Though it's obviously very up in the air what those other projects could be, one possibility that Martin's fans are already salivating over what could be a plan to adapt his prequel novella series The Tales of Dunk and Egg. Upon news of Martin's HBO deal, noted that Game of Thrones co-executive producer "Vince Gerardis has mentioned a few times they’ve talked about doing a Dunk & Egg series." The site added: "Might GRRM and HBO be looking to develop a mini-series or movies based on those short stories set in Westeros approximately 90 years prior to the events of Thrones? Only time will tell."

About a year ago Gerardis said in an interview, originally in Portuguese, that the possibility of doing something with Dunk and Egg had been previously discussed but ultimately put aside, and that show developers didn't anticipate anything coming of it for at least two years. Well, that would put us in the right time frame, right now.

Speculation has continued as to how an HBO Dunk and Egg venture could possibly work. Jacob Klein at HBO Watch laid out his theories on the matter as recently as October.

So is a Dunk and Egg series the logical next step for Martin?

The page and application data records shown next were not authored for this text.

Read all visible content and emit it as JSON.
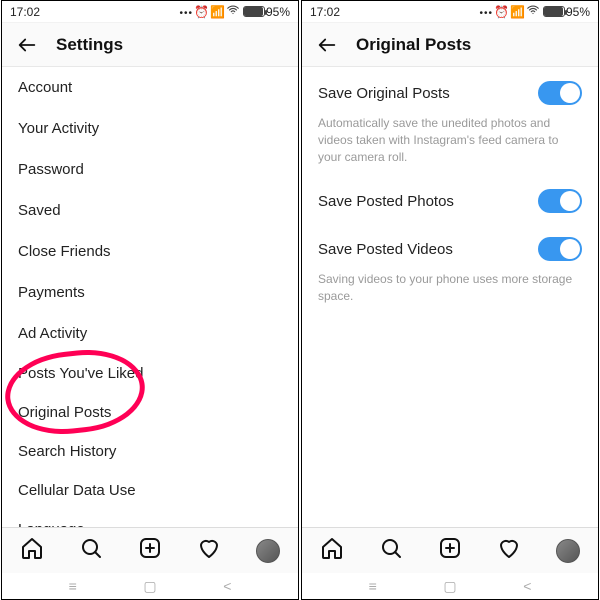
{
  "status": {
    "time": "17:02",
    "battery_pct": "95%"
  },
  "left": {
    "title": "Settings",
    "items": [
      "Account",
      "Your Activity",
      "Password",
      "Saved",
      "Close Friends",
      "Payments",
      "Ad Activity",
      "Posts You've Liked",
      "Original Posts",
      "Search History",
      "Cellular Data Use",
      "Language"
    ]
  },
  "right": {
    "title": "Original Posts",
    "opts": [
      {
        "label": "Save Original Posts",
        "on": true
      },
      {
        "label": "Save Posted Photos",
        "on": true
      },
      {
        "label": "Save Posted Videos",
        "on": true
      }
    ],
    "desc1": "Automatically save the unedited photos and videos taken with Instagram's feed camera to your camera roll.",
    "desc2": "Saving videos to your phone uses more storage space."
  }
}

Maybe. But maybe not. As Den of Geek points out, Martin's had been involved with television before Game of Thrones came to the small screen — and even before the Song of Ice and Fire series began being published — so it's possible that he could leave Westeros for his next projects.

This article is from the archive of our partner The Wire.